━━━━━ EXERCISE DATA

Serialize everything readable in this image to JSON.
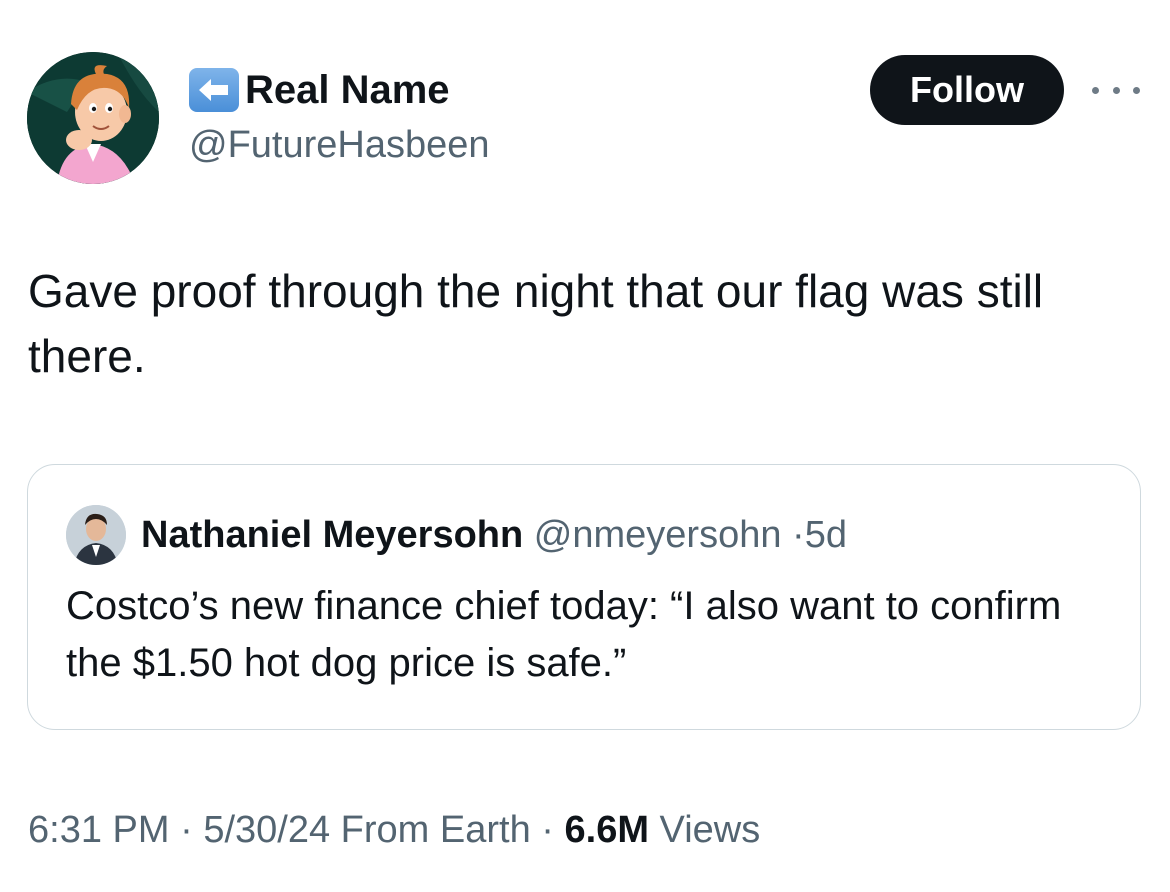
{
  "author": {
    "display_name": "Real Name",
    "handle": "@FutureHasbeen",
    "name_badge_icon": "left-arrow-icon",
    "avatar": "cartoon-character-avatar"
  },
  "actions": {
    "follow_label": "Follow",
    "more_icon": "more-options-icon"
  },
  "tweet": {
    "text": "Gave proof through the night that our flag was still there."
  },
  "quoted_tweet": {
    "author_name": "Nathaniel Meyersohn",
    "handle": "@nmeyersohn",
    "separator": "·",
    "age": "5d",
    "text": "Costco’s new finance chief today: “I also want to confirm the $1.50 hot dog price is safe.”"
  },
  "meta": {
    "time": "6:31 PM",
    "sep1": "·",
    "date": "5/30/24",
    "source": "From Earth",
    "sep2": "·",
    "views_count": "6.6M",
    "views_label": "Views"
  },
  "colors": {
    "text_primary": "#0f1419",
    "text_secondary": "#536471",
    "border": "#cfd9de",
    "button_bg": "#0f1419",
    "badge_blue": "#4a8fd8"
  }
}
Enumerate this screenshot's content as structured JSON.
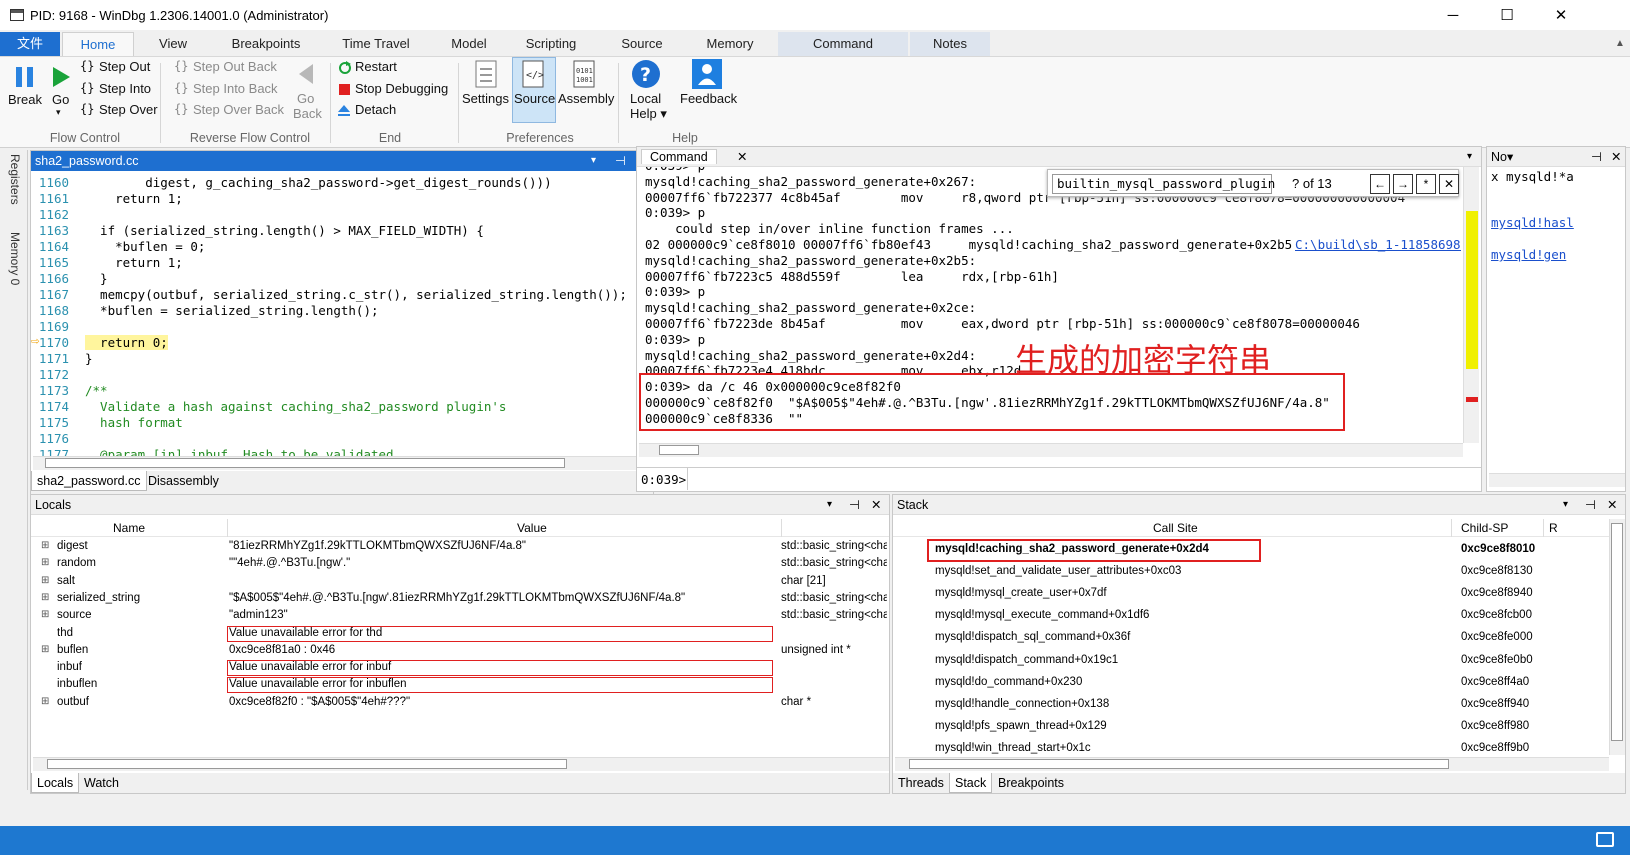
{
  "window": {
    "title": "PID: 9168 - WinDbg 1.2306.14001.0 (Administrator)"
  },
  "ribbon_tabs": [
    "文件",
    "Home",
    "View",
    "Breakpoints",
    "Time Travel",
    "Model",
    "Scripting",
    "Source",
    "Memory",
    "Command",
    "Notes"
  ],
  "ribbon": {
    "break": "Break",
    "go": "Go",
    "step_out": "Step Out",
    "step_into": "Step Into",
    "step_over": "Step Over",
    "step_out_back": "Step Out Back",
    "step_into_back": "Step Into Back",
    "step_over_back": "Step Over Back",
    "go_back_1": "Go",
    "go_back_2": "Back",
    "restart": "Restart",
    "stop": "Stop Debugging",
    "detach": "Detach",
    "settings": "Settings",
    "source": "Source",
    "assembly": "Assembly",
    "local_help_1": "Local",
    "local_help_2": "Help ▾",
    "feedback": "Feedback",
    "groups": {
      "flow": "Flow Control",
      "reverse": "Reverse Flow Control",
      "end": "End",
      "prefs": "Preferences",
      "help": "Help"
    }
  },
  "side_tabs": {
    "registers": "Registers",
    "memory": "Memory 0"
  },
  "source_panel": {
    "title": "sha2_password.cc",
    "lines": [
      {
        "n": "1160",
        "t": "        digest, g_caching_sha2_password->get_digest_rounds()))"
      },
      {
        "n": "1161",
        "t": "    return 1;"
      },
      {
        "n": "1162",
        "t": ""
      },
      {
        "n": "1163",
        "t": "  if (serialized_string.length() > MAX_FIELD_WIDTH) {"
      },
      {
        "n": "1164",
        "t": "    *buflen = 0;"
      },
      {
        "n": "1165",
        "t": "    return 1;"
      },
      {
        "n": "1166",
        "t": "  }"
      },
      {
        "n": "1167",
        "t": "  memcpy(outbuf, serialized_string.c_str(), serialized_string.length());"
      },
      {
        "n": "1168",
        "t": "  *buflen = serialized_string.length();"
      },
      {
        "n": "1169",
        "t": ""
      },
      {
        "n": "1170",
        "t": "  return 0;"
      },
      {
        "n": "1171",
        "t": "}"
      },
      {
        "n": "1172",
        "t": ""
      },
      {
        "n": "1173",
        "t": "/**"
      },
      {
        "n": "1174",
        "t": "  Validate a hash against caching_sha2_password plugin's"
      },
      {
        "n": "1175",
        "t": "  hash format"
      },
      {
        "n": "1176",
        "t": ""
      },
      {
        "n": "1177",
        "t": "  @param [in] inbuf  Hash to be validated"
      }
    ],
    "tabs": [
      "sha2_password.cc",
      "Disassembly"
    ]
  },
  "command_panel": {
    "title": "Command",
    "search": {
      "value": "builtin_mysql_password_plugin",
      "count": "? of 13"
    },
    "lines": [
      "0:039> p",
      "mysqld!caching_sha2_password_generate+0x267:",
      "00007ff6`fb722377 4c8b45af        mov     r8,qword ptr [rbp-51h] ss:000000c9`ce8f8078=000000000000004",
      "0:039> p",
      "    could step in/over inline function frames ...",
      "02 000000c9`ce8f8010 00007ff6`fb80ef43     mysqld!caching_sha2_password_generate+0x2b5 ",
      "mysqld!caching_sha2_password_generate+0x2b5:",
      "00007ff6`fb7223c5 488d559f        lea     rdx,[rbp-61h]",
      "0:039> p",
      "mysqld!caching_sha2_password_generate+0x2ce:",
      "00007ff6`fb7223de 8b45af          mov     eax,dword ptr [rbp-51h] ss:000000c9`ce8f8078=00000046",
      "0:039> p",
      "mysqld!caching_sha2_password_generate+0x2d4:",
      "00007ff6`fb7223e4 418bdc          mov     ebx,r12d",
      "0:039> da /c 46 0x000000c9ce8f82f0",
      "000000c9`ce8f82f0  \"$A$005$\"4eh#.@.^B3Tu.[ngw'.81iezRRMhYZg1f.29kTTLOKMTbmQWXSZfUJ6NF/4a.8\"",
      "000000c9`ce8f8336  \"\""
    ],
    "link": "C:\\build\\sb_1-11858698-",
    "annotation": "生成的加密字符串",
    "prompt": "0:039>"
  },
  "notes_panel": {
    "title": "No▾",
    "lines": [
      "x mysqld!*a",
      "mysqld!hasl",
      "mysqld!gen"
    ]
  },
  "locals_panel": {
    "title": "Locals",
    "headers": {
      "name": "Name",
      "value": "Value"
    },
    "rows": [
      {
        "exp": "⊞",
        "name": "digest",
        "value": "\"81iezRRMhYZg1f.29kTTLOKMTbmQWXSZfUJ6NF/4a.8\"",
        "type": "std::basic_string<cha"
      },
      {
        "exp": "⊞",
        "name": "random",
        "value": "\"\"4eh#.@.^B3Tu.[ngw'.\"",
        "type": "std::basic_string<cha"
      },
      {
        "exp": "⊞",
        "name": "salt",
        "value": "",
        "type": "char [21]"
      },
      {
        "exp": "⊞",
        "name": "serialized_string",
        "value": "\"$A$005$\"4eh#.@.^B3Tu.[ngw'.81iezRRMhYZg1f.29kTTLOKMTbmQWXSZfUJ6NF/4a.8\"",
        "type": "std::basic_string<cha"
      },
      {
        "exp": "⊞",
        "name": "source",
        "value": "\"admin123\"",
        "type": "std::basic_string<cha"
      },
      {
        "exp": "",
        "name": "thd",
        "value": "Value unavailable error for thd",
        "type": ""
      },
      {
        "exp": "⊞",
        "name": "buflen",
        "value": "0xc9ce8f81a0 : 0x46",
        "type": "unsigned int *"
      },
      {
        "exp": "",
        "name": "inbuf",
        "value": "Value unavailable error for inbuf",
        "type": ""
      },
      {
        "exp": "",
        "name": "inbuflen",
        "value": "Value unavailable error for inbuflen",
        "type": ""
      },
      {
        "exp": "⊞",
        "name": "outbuf",
        "value": "0xc9ce8f82f0 : \"$A$005$\"4eh#???\"",
        "type": "char *"
      }
    ],
    "tabs": [
      "Locals",
      "Watch"
    ]
  },
  "stack_panel": {
    "title": "Stack",
    "headers": {
      "call_site": "Call Site",
      "child_sp": "Child-SP",
      "extra": "R"
    },
    "rows": [
      {
        "site": "mysqld!caching_sha2_password_generate+0x2d4",
        "sp": "0xc9ce8f8010"
      },
      {
        "site": "mysqld!set_and_validate_user_attributes+0xc03",
        "sp": "0xc9ce8f8130"
      },
      {
        "site": "mysqld!mysql_create_user+0x7df",
        "sp": "0xc9ce8f8940"
      },
      {
        "site": "mysqld!mysql_execute_command+0x1df6",
        "sp": "0xc9ce8fcb00"
      },
      {
        "site": "mysqld!dispatch_sql_command+0x36f",
        "sp": "0xc9ce8fe000"
      },
      {
        "site": "mysqld!dispatch_command+0x19c1",
        "sp": "0xc9ce8fe0b0"
      },
      {
        "site": "mysqld!do_command+0x230",
        "sp": "0xc9ce8ff4a0"
      },
      {
        "site": "mysqld!handle_connection+0x138",
        "sp": "0xc9ce8ff940"
      },
      {
        "site": "mysqld!pfs_spawn_thread+0x129",
        "sp": "0xc9ce8ff980"
      },
      {
        "site": "mysqld!win_thread_start+0x1c",
        "sp": "0xc9ce8ff9b0"
      }
    ],
    "tabs": [
      "Threads",
      "Stack",
      "Breakpoints"
    ]
  },
  "glyphs": {
    "minimize": "─",
    "maximize": "☐",
    "close": "✕",
    "dropdown": "▾",
    "pin": "⊣",
    "up": "▲",
    "down": "▼",
    "left": "◀",
    "right": "▶",
    "prev": "←",
    "next": "→",
    "regex": "*",
    "expand": "⊞",
    "arrow": "⇨"
  },
  "colors": {
    "accent": "#0078d7",
    "error_box": "#e02020",
    "annotation": "#e02020"
  }
}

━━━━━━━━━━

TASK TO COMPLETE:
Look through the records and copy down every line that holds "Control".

ANSWER BOX:
      "flow": "Flow Control",
      "reverse": "Reverse Flow Control",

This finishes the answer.